Relentless. Unbearable. Overwhelming.
These are just some of the words used by the thousands of people who have revealed their battle with long-term, persistent pain.
An exclusive survey of over 4,000 adults aged 16-75 for BBC News, carried out by research company Ipsos, suggests that a quarter of people in the UK are living with chronic pain - an often hidden and misunderstood condition.
And pain specialists warn the health service is not set up to deal with such complex conditions. They say the treatments on offer are decades behind the science, leaving millions of patients without the support they need to manage their pain.
Jen Proudler says chronic pain has left her grieving for "the person she was".

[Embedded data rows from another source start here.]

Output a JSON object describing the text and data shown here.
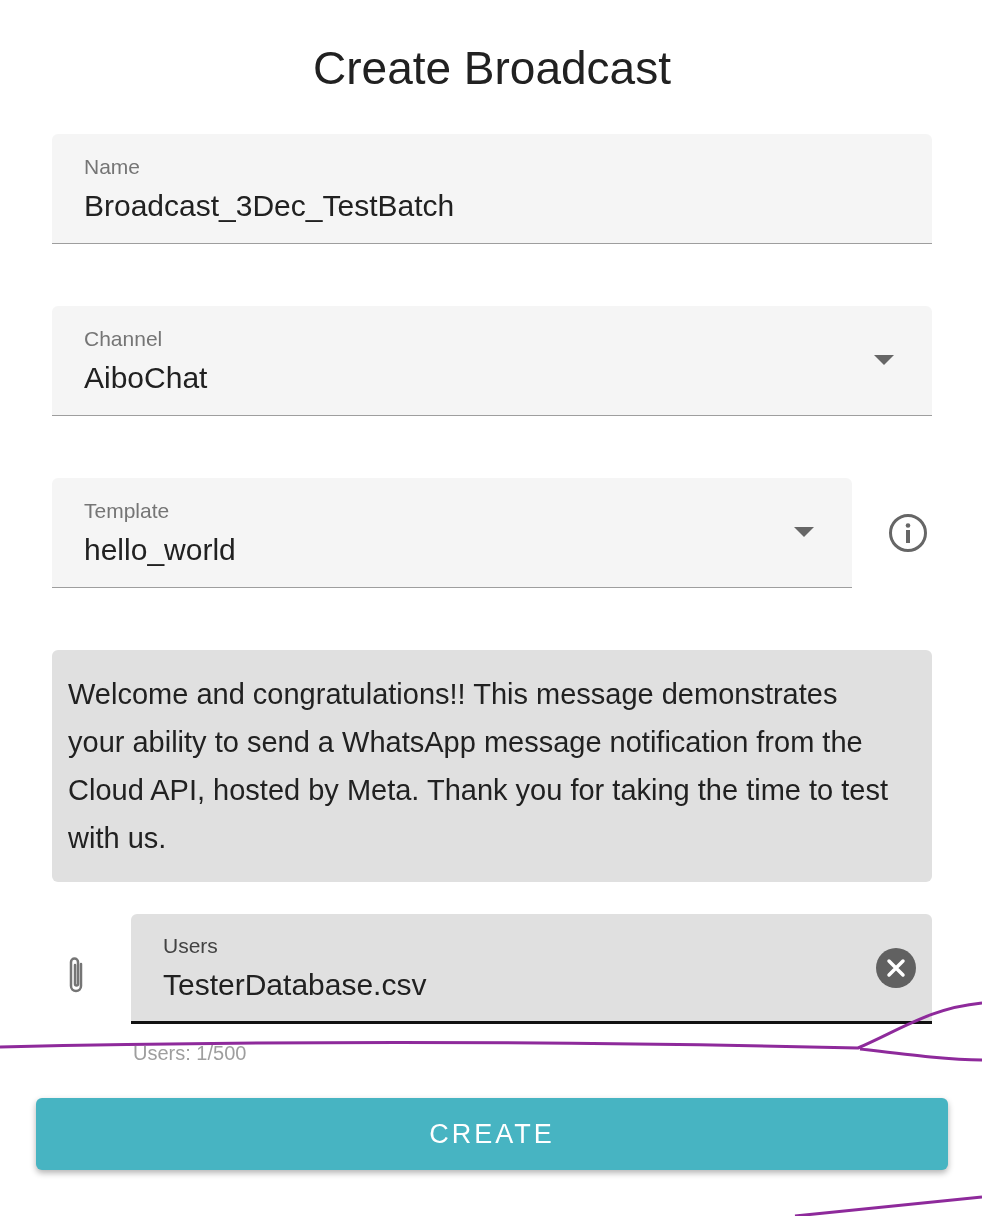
{
  "title": "Create Broadcast",
  "fields": [
    {
      "kind": "text",
      "label": "Name",
      "value": "Broadcast_3Dec_TestBatch"
    },
    {
      "kind": "select",
      "label": "Channel",
      "value": "AiboChat"
    },
    {
      "kind": "select",
      "label": "Template",
      "value": "hello_world",
      "info": true
    }
  ],
  "message": "Welcome and congratulations!! This message demonstrates your ability to send a WhatsApp message notification from the Cloud API, hosted by Meta. Thank you for taking the time to test with us.",
  "users": {
    "label": "Users",
    "value": "TesterDatabase.csv",
    "helper": "Users: 1/500"
  },
  "button": "CREATE"
}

It started four years ago with sporadic back pain. After several incorrect diagnoses, Jen was eventually told by a neurosurgeon that she had a "pretty massive" far lateral disc herniation in her spine. The pain has now spread around her body - Jen has burning pins and needles sensations down her leg, as well as sharp pain, as if being cut by a razor. Sometimes it's so bad, she can't even bear any fabric to touch it.
"Our nervous system becomes more and more protective, it feels danger and sends warning signals - and those warning signals contribute to the pain," explains Dr Chris Barker, clinical director of an NHS community pain service in Ainsdale, Merseyside.
He says such pain can be hard to diagnose, and the difficulty of getting the correct treatment can make things worse. "Incorrect diagnoses, delayed diagnoses, poor experiences in and out of the health system, not being believed - all of these can contribute to a more intense experience of pain."
Dr Barker says the NHS is not set up to deal with such a complex condition, despite the fact it is so common. "The prevalence of pain is huge. It dwarfs most other conditions."
Read full story
Source: BBC News, 11 May 2022
Further reading: Is pain a patient safety issue? Blog from Patient Safety Learning